- Exercise brief
Copy every line below that has the word "skull" in it.
━━━━
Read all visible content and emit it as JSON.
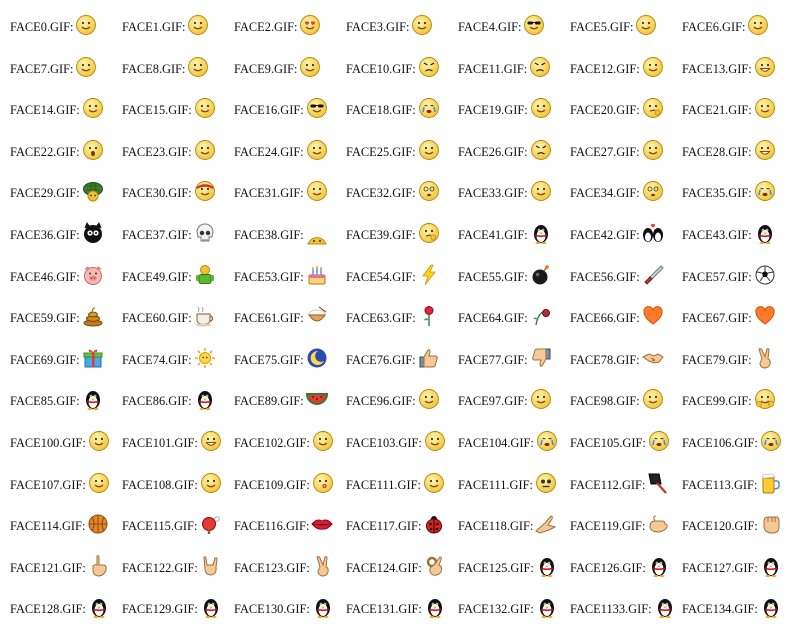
{
  "items": [
    {
      "label": "FACE0.GIF:",
      "icon": "smiley-face-icon"
    },
    {
      "label": "FACE1.GIF:",
      "icon": "smiley-face-icon"
    },
    {
      "label": "FACE2.GIF:",
      "icon": "heart-eyes-face-icon"
    },
    {
      "label": "FACE3.GIF:",
      "icon": "smiley-face-icon"
    },
    {
      "label": "FACE4.GIF:",
      "icon": "sunglasses-face-icon"
    },
    {
      "label": "FACE5.GIF:",
      "icon": "smiley-face-icon"
    },
    {
      "label": "FACE6.GIF:",
      "icon": "smiley-face-icon"
    },
    {
      "label": "FACE7.GIF:",
      "icon": "smiley-face-icon"
    },
    {
      "label": "FACE8.GIF:",
      "icon": "smiley-face-icon"
    },
    {
      "label": "FACE9.GIF:",
      "icon": "smiley-face-icon"
    },
    {
      "label": "FACE10.GIF:",
      "icon": "angry-red-face-icon"
    },
    {
      "label": "FACE11.GIF:",
      "icon": "angry-red-face-icon"
    },
    {
      "label": "FACE12.GIF:",
      "icon": "smiley-face-icon"
    },
    {
      "label": "FACE13.GIF:",
      "icon": "grin-face-icon"
    },
    {
      "label": "FACE14.GIF:",
      "icon": "smiley-face-icon"
    },
    {
      "label": "FACE15.GIF:",
      "icon": "smiley-face-icon"
    },
    {
      "label": "FACE16.GIF:",
      "icon": "sunglasses-face-icon"
    },
    {
      "label": "FACE18.GIF:",
      "icon": "crying-face-icon"
    },
    {
      "label": "FACE19.GIF:",
      "icon": "smiley-face-icon"
    },
    {
      "label": "FACE20.GIF:",
      "icon": "thinking-face-icon"
    },
    {
      "label": "FACE21.GIF:",
      "icon": "smiley-face-icon"
    },
    {
      "label": "FACE22.GIF:",
      "icon": "surprised-face-icon"
    },
    {
      "label": "FACE23.GIF:",
      "icon": "smiley-face-icon"
    },
    {
      "label": "FACE24.GIF:",
      "icon": "smiley-face-icon"
    },
    {
      "label": "FACE25.GIF:",
      "icon": "smiley-face-icon"
    },
    {
      "label": "FACE26.GIF:",
      "icon": "angry-red-face-icon"
    },
    {
      "label": "FACE27.GIF:",
      "icon": "smiley-face-icon"
    },
    {
      "label": "FACE28.GIF:",
      "icon": "grin-face-icon"
    },
    {
      "label": "FACE29.GIF:",
      "icon": "turtle-face-icon"
    },
    {
      "label": "FACE30.GIF:",
      "icon": "bandana-face-icon"
    },
    {
      "label": "FACE31.GIF:",
      "icon": "smiley-face-icon"
    },
    {
      "label": "FACE32.GIF:",
      "icon": "dizzy-face-icon"
    },
    {
      "label": "FACE33.GIF:",
      "icon": "smiley-face-icon"
    },
    {
      "label": "FACE34.GIF:",
      "icon": "dizzy-face-icon"
    },
    {
      "label": "FACE35.GIF:",
      "icon": "crying-face-icon"
    },
    {
      "label": "FACE36.GIF:",
      "icon": "black-creature-icon"
    },
    {
      "label": "FACE37.GIF:",
      "icon": "skull-icon"
    },
    {
      "label": "FACE38.GIF:",
      "icon": "peeking-face-icon"
    },
    {
      "label": "FACE39.GIF:",
      "icon": "thinking-face-icon"
    },
    {
      "label": "FACE41.GIF:",
      "icon": "penguin-icon"
    },
    {
      "label": "FACE42.GIF:",
      "icon": "penguin-couple-icon"
    },
    {
      "label": "FACE43.GIF:",
      "icon": "penguin-icon"
    },
    {
      "label": "FACE46.GIF:",
      "icon": "pig-icon"
    },
    {
      "label": "FACE49.GIF:",
      "icon": "green-figure-icon"
    },
    {
      "label": "FACE53.GIF:",
      "icon": "birthday-cake-icon"
    },
    {
      "label": "FACE54.GIF:",
      "icon": "lightning-icon"
    },
    {
      "label": "FACE55.GIF:",
      "icon": "bomb-icon"
    },
    {
      "label": "FACE56.GIF:",
      "icon": "knife-icon"
    },
    {
      "label": "FACE57.GIF:",
      "icon": "soccer-ball-icon"
    },
    {
      "label": "FACE59.GIF:",
      "icon": "poop-icon"
    },
    {
      "label": "FACE60.GIF:",
      "icon": "coffee-icon"
    },
    {
      "label": "FACE61.GIF:",
      "icon": "rice-bowl-icon"
    },
    {
      "label": "FACE63.GIF:",
      "icon": "rose-icon"
    },
    {
      "label": "FACE64.GIF:",
      "icon": "wilted-rose-icon"
    },
    {
      "label": "FACE66.GIF:",
      "icon": "heart-icon"
    },
    {
      "label": "FACE67.GIF:",
      "icon": "heart-icon"
    },
    {
      "label": "FACE69.GIF:",
      "icon": "gift-icon"
    },
    {
      "label": "FACE74.GIF:",
      "icon": "sun-icon"
    },
    {
      "label": "FACE75.GIF:",
      "icon": "moon-icon"
    },
    {
      "label": "FACE76.GIF:",
      "icon": "thumbs-up-icon"
    },
    {
      "label": "FACE77.GIF:",
      "icon": "thumbs-down-icon"
    },
    {
      "label": "FACE78.GIF:",
      "icon": "handshake-icon"
    },
    {
      "label": "FACE79.GIF:",
      "icon": "victory-hand-icon"
    },
    {
      "label": "FACE85.GIF:",
      "icon": "penguin-icon"
    },
    {
      "label": "FACE86.GIF:",
      "icon": "penguin-icon"
    },
    {
      "label": "FACE89.GIF:",
      "icon": "watermelon-icon"
    },
    {
      "label": "FACE96.GIF:",
      "icon": "smiley-face-icon"
    },
    {
      "label": "FACE97.GIF:",
      "icon": "smiley-face-icon"
    },
    {
      "label": "FACE98.GIF:",
      "icon": "smiley-face-icon"
    },
    {
      "label": "FACE99.GIF:",
      "icon": "clapping-face-icon"
    },
    {
      "label": "FACE100.GIF:",
      "icon": "smiley-face-icon"
    },
    {
      "label": "FACE101.GIF:",
      "icon": "grin-face-icon"
    },
    {
      "label": "FACE102.GIF:",
      "icon": "smiley-face-icon"
    },
    {
      "label": "FACE103.GIF:",
      "icon": "smiley-face-icon"
    },
    {
      "label": "FACE104.GIF:",
      "icon": "crying-face-icon"
    },
    {
      "label": "FACE105.GIF:",
      "icon": "crying-face-icon"
    },
    {
      "label": "FACE106.GIF:",
      "icon": "crying-face-icon"
    },
    {
      "label": "FACE107.GIF:",
      "icon": "smiley-face-icon"
    },
    {
      "label": "FACE108.GIF:",
      "icon": "smiley-face-icon"
    },
    {
      "label": "FACE109.GIF:",
      "icon": "kissing-face-icon"
    },
    {
      "label": "FACE111.GIF:",
      "icon": "smiley-face-icon"
    },
    {
      "label": "FACE111.GIF:",
      "icon": "skull-face-icon"
    },
    {
      "label": "FACE112.GIF:",
      "icon": "cleaver-icon"
    },
    {
      "label": "FACE113.GIF:",
      "icon": "beer-mug-icon"
    },
    {
      "label": "FACE114.GIF:",
      "icon": "basketball-icon"
    },
    {
      "label": "FACE115.GIF:",
      "icon": "ping-pong-icon"
    },
    {
      "label": "FACE116.GIF:",
      "icon": "lips-icon"
    },
    {
      "label": "FACE117.GIF:",
      "icon": "ladybug-icon"
    },
    {
      "label": "FACE118.GIF:",
      "icon": "clasped-hands-icon"
    },
    {
      "label": "FACE119.GIF:",
      "icon": "beckoning-hand-icon"
    },
    {
      "label": "FACE120.GIF:",
      "icon": "fist-icon"
    },
    {
      "label": "FACE121.GIF:",
      "icon": "pointing-hand-icon"
    },
    {
      "label": "FACE122.GIF:",
      "icon": "rock-hand-icon"
    },
    {
      "label": "FACE123.GIF:",
      "icon": "victory-hand-icon"
    },
    {
      "label": "FACE124.GIF:",
      "icon": "ok-hand-icon"
    },
    {
      "label": "FACE125.GIF:",
      "icon": "penguin-icon"
    },
    {
      "label": "FACE126.GIF:",
      "icon": "penguin-icon"
    },
    {
      "label": "FACE127.GIF:",
      "icon": "penguin-icon"
    },
    {
      "label": "FACE128.GIF:",
      "icon": "penguin-icon"
    },
    {
      "label": "FACE129.GIF:",
      "icon": "penguin-icon"
    },
    {
      "label": "FACE130.GIF:",
      "icon": "penguin-icon"
    },
    {
      "label": "FACE131.GIF:",
      "icon": "penguin-icon"
    },
    {
      "label": "FACE132.GIF:",
      "icon": "penguin-icon"
    },
    {
      "label": "FACE1133.GIF:",
      "icon": "penguin-icon"
    },
    {
      "label": "FACE134.GIF:",
      "icon": "penguin-icon"
    }
  ]
}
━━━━
- Output
      "icon": "skull-icon"
      "icon": "skull-face-icon"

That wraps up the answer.